A Community Devoted to the Preservation and Practice of Celestial Navigation and Other Methods of Traditional Wayfinding
From: David Pike
Date: 2016 Jan 20, 12:52 -0800
Robin. I think I see now what you mean. Am I correct in thinking that the points y1 &y2 apply purely to the construction of the nomogram and not the latitudes subsequently written on it? I.e. the distance y2-y1 is the distance df on my diagram attached not the distance de. Then we are talking about a right angled triangle after all, and everything fits. I was mistakenly thinking that the opposite side of the triangle had to be the line joining 40N to 40N in my diagram below. Forgive me for being dim. DaveP
The diagram in question is a form of nomogram designed to evaluate or solve the second equation in the pdf file. It does not rely on or assume any particular projection. In a standard nomogram a line is drawn between 2 scales and the value where it intersects a third scale is the required result. In this nomogram the result is obtained by connecting points on the 2 scales and measuring the direction of the resulting line. Eq.(1.1) is simply the statement of that requirement.
"The fifth equation has x=0, so it must be the straight line up the centre."
Yes with values that increase like tan(L2) - exactly as seen on the chart.
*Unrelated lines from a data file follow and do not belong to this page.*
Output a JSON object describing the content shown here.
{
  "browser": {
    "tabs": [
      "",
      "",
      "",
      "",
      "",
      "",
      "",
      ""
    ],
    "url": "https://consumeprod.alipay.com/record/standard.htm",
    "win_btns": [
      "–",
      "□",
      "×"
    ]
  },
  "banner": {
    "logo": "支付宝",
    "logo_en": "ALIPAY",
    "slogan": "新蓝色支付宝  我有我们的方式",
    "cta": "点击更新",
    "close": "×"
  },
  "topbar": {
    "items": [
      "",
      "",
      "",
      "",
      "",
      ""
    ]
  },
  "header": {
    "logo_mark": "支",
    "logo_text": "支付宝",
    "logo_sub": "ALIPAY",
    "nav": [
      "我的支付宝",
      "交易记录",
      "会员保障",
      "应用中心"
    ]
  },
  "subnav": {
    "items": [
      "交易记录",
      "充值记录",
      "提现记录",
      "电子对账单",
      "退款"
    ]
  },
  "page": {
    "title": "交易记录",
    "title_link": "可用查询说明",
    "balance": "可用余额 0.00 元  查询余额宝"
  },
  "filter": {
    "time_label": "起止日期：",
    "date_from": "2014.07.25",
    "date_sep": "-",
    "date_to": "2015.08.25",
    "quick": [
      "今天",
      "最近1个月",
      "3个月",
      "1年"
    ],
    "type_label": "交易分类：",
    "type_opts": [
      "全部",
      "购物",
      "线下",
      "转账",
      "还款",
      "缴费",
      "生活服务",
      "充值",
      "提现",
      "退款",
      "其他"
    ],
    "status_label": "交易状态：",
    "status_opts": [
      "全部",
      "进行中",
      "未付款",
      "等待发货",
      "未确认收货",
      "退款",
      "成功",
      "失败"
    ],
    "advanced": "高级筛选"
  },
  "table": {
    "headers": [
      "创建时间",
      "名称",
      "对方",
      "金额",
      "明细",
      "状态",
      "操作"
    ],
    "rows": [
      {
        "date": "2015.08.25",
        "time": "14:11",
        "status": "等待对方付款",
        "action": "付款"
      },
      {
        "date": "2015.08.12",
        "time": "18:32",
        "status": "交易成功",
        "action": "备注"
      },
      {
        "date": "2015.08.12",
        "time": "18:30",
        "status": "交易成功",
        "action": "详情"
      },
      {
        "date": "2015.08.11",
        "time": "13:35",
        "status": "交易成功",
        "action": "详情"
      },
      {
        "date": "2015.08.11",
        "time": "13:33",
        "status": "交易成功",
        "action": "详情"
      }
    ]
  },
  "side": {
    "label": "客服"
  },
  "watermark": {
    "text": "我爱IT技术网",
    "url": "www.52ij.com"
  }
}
"does that mean you’ve tried putting equations four and five into a function drawing programme to see what comes out?
That is indeed what it means,